by Ulrika Lomas, Tax-news.com, Brussels
09 June 2017
Twenty EU member states have reached a deal on the establishment of a new European Public Prosecutor’s Office that will have the power to investigate and prosecute criminal cases affecting the EU budget.
The Public Prosecutor’s Office will be an independent and decentralized prosecution office of the EU. It will be responsible for investigating, prosecuting, and bringing to justice crimes against the EU budget, such as fraud involving EU funds over EUR10,000 (USD11,182), corruption, or cross-border VAT fraud above EUR10m.
The European Commission estimates that at least EUR50bn of VAT revenues are lost each year through cross-border fraud. Outside the area of VAT, in 2015 EU member states detected and reported to the Commission fraudulent irregularities for an amount totalling around EUR638m.

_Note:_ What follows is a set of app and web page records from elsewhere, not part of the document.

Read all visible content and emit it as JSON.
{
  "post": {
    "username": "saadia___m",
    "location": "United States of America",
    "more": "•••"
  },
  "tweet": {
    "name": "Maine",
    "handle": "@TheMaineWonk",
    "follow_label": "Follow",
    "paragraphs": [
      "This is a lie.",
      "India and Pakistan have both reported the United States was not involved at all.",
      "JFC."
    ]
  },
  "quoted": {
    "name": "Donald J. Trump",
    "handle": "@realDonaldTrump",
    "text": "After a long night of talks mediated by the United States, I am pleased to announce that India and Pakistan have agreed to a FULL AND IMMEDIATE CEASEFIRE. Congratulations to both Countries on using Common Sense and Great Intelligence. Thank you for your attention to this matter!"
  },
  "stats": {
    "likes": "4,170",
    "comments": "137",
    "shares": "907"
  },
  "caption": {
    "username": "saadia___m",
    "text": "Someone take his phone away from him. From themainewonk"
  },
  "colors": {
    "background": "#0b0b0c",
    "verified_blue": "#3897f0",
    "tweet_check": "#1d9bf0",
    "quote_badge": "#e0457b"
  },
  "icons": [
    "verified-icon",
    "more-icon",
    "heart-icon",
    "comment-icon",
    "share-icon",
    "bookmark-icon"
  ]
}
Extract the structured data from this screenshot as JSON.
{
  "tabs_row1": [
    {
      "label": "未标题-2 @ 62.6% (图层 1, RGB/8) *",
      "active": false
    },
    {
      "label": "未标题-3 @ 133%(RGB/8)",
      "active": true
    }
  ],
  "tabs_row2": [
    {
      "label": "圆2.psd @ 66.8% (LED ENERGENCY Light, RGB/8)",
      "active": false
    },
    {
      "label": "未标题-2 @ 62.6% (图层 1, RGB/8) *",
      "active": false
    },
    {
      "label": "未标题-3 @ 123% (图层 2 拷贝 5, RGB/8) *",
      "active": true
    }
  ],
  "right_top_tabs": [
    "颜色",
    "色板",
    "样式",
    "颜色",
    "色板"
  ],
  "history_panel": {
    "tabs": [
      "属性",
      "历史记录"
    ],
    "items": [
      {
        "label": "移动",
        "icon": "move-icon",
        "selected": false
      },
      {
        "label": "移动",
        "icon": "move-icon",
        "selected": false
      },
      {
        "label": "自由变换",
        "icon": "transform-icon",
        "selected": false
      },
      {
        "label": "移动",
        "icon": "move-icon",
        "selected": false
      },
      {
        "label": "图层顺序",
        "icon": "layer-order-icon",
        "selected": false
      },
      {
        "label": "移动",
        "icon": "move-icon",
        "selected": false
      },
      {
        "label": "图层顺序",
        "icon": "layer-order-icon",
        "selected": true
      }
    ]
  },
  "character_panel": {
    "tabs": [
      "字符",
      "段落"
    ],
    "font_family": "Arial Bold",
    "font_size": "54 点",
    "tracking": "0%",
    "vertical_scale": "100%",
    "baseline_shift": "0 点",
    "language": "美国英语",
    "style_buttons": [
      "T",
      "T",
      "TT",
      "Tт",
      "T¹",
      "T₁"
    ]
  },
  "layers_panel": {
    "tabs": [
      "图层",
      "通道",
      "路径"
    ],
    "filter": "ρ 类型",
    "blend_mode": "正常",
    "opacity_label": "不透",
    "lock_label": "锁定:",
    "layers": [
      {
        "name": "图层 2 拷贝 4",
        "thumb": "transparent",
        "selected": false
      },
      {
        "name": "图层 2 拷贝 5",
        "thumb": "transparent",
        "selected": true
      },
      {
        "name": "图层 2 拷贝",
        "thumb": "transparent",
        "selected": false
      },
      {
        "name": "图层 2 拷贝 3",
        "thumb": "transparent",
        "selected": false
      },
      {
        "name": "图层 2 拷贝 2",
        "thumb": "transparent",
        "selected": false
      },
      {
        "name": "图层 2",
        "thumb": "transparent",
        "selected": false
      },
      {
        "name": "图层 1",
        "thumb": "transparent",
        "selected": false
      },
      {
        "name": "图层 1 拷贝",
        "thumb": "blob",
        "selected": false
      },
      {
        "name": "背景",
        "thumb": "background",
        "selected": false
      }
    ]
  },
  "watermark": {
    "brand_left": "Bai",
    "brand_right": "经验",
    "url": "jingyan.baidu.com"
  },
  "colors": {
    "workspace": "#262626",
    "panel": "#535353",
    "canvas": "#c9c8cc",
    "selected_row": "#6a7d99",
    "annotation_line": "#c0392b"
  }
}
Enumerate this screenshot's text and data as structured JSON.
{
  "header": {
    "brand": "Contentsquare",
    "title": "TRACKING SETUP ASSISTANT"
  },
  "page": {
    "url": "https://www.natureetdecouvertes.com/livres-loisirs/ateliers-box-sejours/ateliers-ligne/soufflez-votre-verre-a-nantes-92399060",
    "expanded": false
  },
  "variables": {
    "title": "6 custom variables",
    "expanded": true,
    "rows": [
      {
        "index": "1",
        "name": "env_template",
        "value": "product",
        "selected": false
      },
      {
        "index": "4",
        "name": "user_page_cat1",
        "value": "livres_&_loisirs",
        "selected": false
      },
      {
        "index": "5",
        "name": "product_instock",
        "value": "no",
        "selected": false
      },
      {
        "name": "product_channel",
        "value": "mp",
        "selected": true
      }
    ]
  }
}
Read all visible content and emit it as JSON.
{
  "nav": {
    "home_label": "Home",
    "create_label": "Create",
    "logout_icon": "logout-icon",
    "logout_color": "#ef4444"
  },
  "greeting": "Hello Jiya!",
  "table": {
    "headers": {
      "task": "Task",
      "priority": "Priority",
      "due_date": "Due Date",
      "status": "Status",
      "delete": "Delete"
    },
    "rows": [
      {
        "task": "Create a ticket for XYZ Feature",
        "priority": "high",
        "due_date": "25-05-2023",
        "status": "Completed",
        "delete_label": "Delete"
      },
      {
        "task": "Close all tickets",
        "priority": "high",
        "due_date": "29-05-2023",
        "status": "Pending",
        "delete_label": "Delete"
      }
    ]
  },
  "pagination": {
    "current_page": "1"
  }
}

The existing EU bodies – the European Anti-Fraud Office, Eurojust, and Europol – cannot conduct criminal investigations or prosecute fraud cases. The new Public Prosecutor’s Office will pool expertise in areas such as crime analysis, tax, accounting, or IT, and provide smooth communication channels without any language barriers.
The new office will operate on two levels: central and national. The central level will consist of the European Chief Prosecutor, 20 European Prosecutors (one per participating member state), two of whom as Deputies for the European Chief Prosecutor, the Administrative Director, and a dedicated technical and investigative staff. The decentralized level will consist of European Delegated Prosecutors, who will be located in the participating member states.
The 20 member states which agreed to the initiative are: Austria, Belgium, Bulgaria, Croatia, Cyprus, the Czech Republic, Estonia, Finland, France, Germany, Greece, Italy, Latvia, Lithuania, Luxembourg, Portugal, Romania, Slovakia, Spain, and Slovenia. Other member states may join later.
The EU Parliament must now consent to the initiative.